Farm to School programs: There are two different versions of Senate farm to school bills now moving through the House and are each awaiting final hearings in the House Finance Committee. One bill, SB 2387, would provide funding to the State Department of Education to hire two full-time Farm to School coordinators to support Farm to School programs in schools. The other, SB 2928 would establish and appropriate funds for a farm to school grant pilot program within the Hawaii Department of Agriculture to provide grants to schools, early care and education centers, nonprofits, soil and water conservation districts, and food producers participating in the Hawaii farm to school program. Both bills would expand efforts to teach students how to produce and prepare healthier food options in their diets.
E-cigarette regulation and tobacco taxes: SB 2654 awaits its final hearing by the House Finance Committee. The bill would require e-cigarette merchants to obtain a license to sell (like other tobacco products) to allow for better monitoring and education about illegal sales of those products to minors. It would also restrict online sales to only wholesalers with a valid permit to sell the products. That would close a loophole in the law that currently enables minors to easily purchase the products online. It would also tax e-liquid at a rate similar to other tobacco products to make those products less attractive to minors. Recent State Department of Health data indicates that over 25% Hawaii high school students and that almost 16% of middle school students are regular users of e-cigarettes, and that over 42% of high school students and 27% of middle school have experimented with the products. An increasing body of research indicates that use of e-cigarettes can lead to cardiovascular and respiratory diseases.

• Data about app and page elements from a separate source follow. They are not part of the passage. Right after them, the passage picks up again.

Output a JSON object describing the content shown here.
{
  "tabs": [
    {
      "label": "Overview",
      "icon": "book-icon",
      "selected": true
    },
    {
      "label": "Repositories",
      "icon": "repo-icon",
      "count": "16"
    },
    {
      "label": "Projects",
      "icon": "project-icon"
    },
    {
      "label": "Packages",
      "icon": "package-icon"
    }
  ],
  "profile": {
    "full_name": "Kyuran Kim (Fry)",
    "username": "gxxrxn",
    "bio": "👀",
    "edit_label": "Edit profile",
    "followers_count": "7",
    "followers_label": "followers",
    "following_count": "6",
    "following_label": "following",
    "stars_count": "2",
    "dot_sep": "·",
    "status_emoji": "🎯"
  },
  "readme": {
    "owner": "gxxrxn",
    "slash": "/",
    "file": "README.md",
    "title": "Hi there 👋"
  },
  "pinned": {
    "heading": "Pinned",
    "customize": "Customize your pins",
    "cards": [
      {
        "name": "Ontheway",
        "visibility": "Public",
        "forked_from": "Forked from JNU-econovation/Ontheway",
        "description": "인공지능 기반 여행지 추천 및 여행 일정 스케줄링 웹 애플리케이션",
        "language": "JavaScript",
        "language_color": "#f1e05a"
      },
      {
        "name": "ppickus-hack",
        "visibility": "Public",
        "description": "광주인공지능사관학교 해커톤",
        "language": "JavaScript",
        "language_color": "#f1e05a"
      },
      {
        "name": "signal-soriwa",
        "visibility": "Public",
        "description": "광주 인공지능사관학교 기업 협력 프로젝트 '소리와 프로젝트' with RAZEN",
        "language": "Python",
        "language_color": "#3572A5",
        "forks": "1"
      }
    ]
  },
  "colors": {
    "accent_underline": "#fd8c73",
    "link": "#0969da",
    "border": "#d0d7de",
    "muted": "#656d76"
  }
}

In addition, a cigarette tax increase has been proposed in SB 2654 and in SB2843, both of which await final hearings in the House Finance Committee. Both proposals would raise the tax on cigarettes to $4.50 per pack. The last cigarette tax increase in Hawaii was enacted in 2006, and since that time inflation has reduced the relative value of that tax and its health impact by 15%. Tobacco taxes have been proven as effective means of reducing youth smoking and smoking among the lower socioeconomic populations targeted by the tobacco industry, which spent over $25 million in Hawaii last year marketing its products to those most vulnerable demographic groups. The AHA is recommending that a significant portion of any new tax revenue be earmarked for public tobacco prevention, control and cessation program.
CPR and stroke awareness education in schools, and Physical Education resolutions: The AHA is also strongly supporting two legislative resolutions. House Concurrent Resolution 236/HR 204 requests that the Department of Education design and implement in Hawaii public high school health or PE classes curriculum that would teach students CPR and stroke awareness. Adding that training to classes required for graduation would result in approximately 10,000 new potential lifesavers entering Hawaii communities every year.
HCR 15 and Senate Concurrent Resolution 25 requests the Department of Education to report to the legislature on the status of physical education in Hawaii’s public schools. SCR 25 passed out of the Senate Education Committee and is awaiting approval by the full Senate. HCR 15 is scheduled for hearing in the House Education Committee and then would need hearing in the House Finance Committee. Providing quality PE in the nationally-recommended standards for minutes of instruction per week are priorities for the AHA. PE can play a key role in providing students with life lessons on how to maintain physical fitness throughout their lives and helps to establish lifelong fitness habits. PE is currently not required in Hawaii middle schools and is often taught in elementary schools by classroom teachers who aren’t specialized in PE which can result in substandard instruction. Hawaii’s PE minutes at all grades fall below the nationally-recommended standards.
Please monitor your e-mail for AHA advocacy alerts on these issues for opportunities to support them as they move forward in legislative process.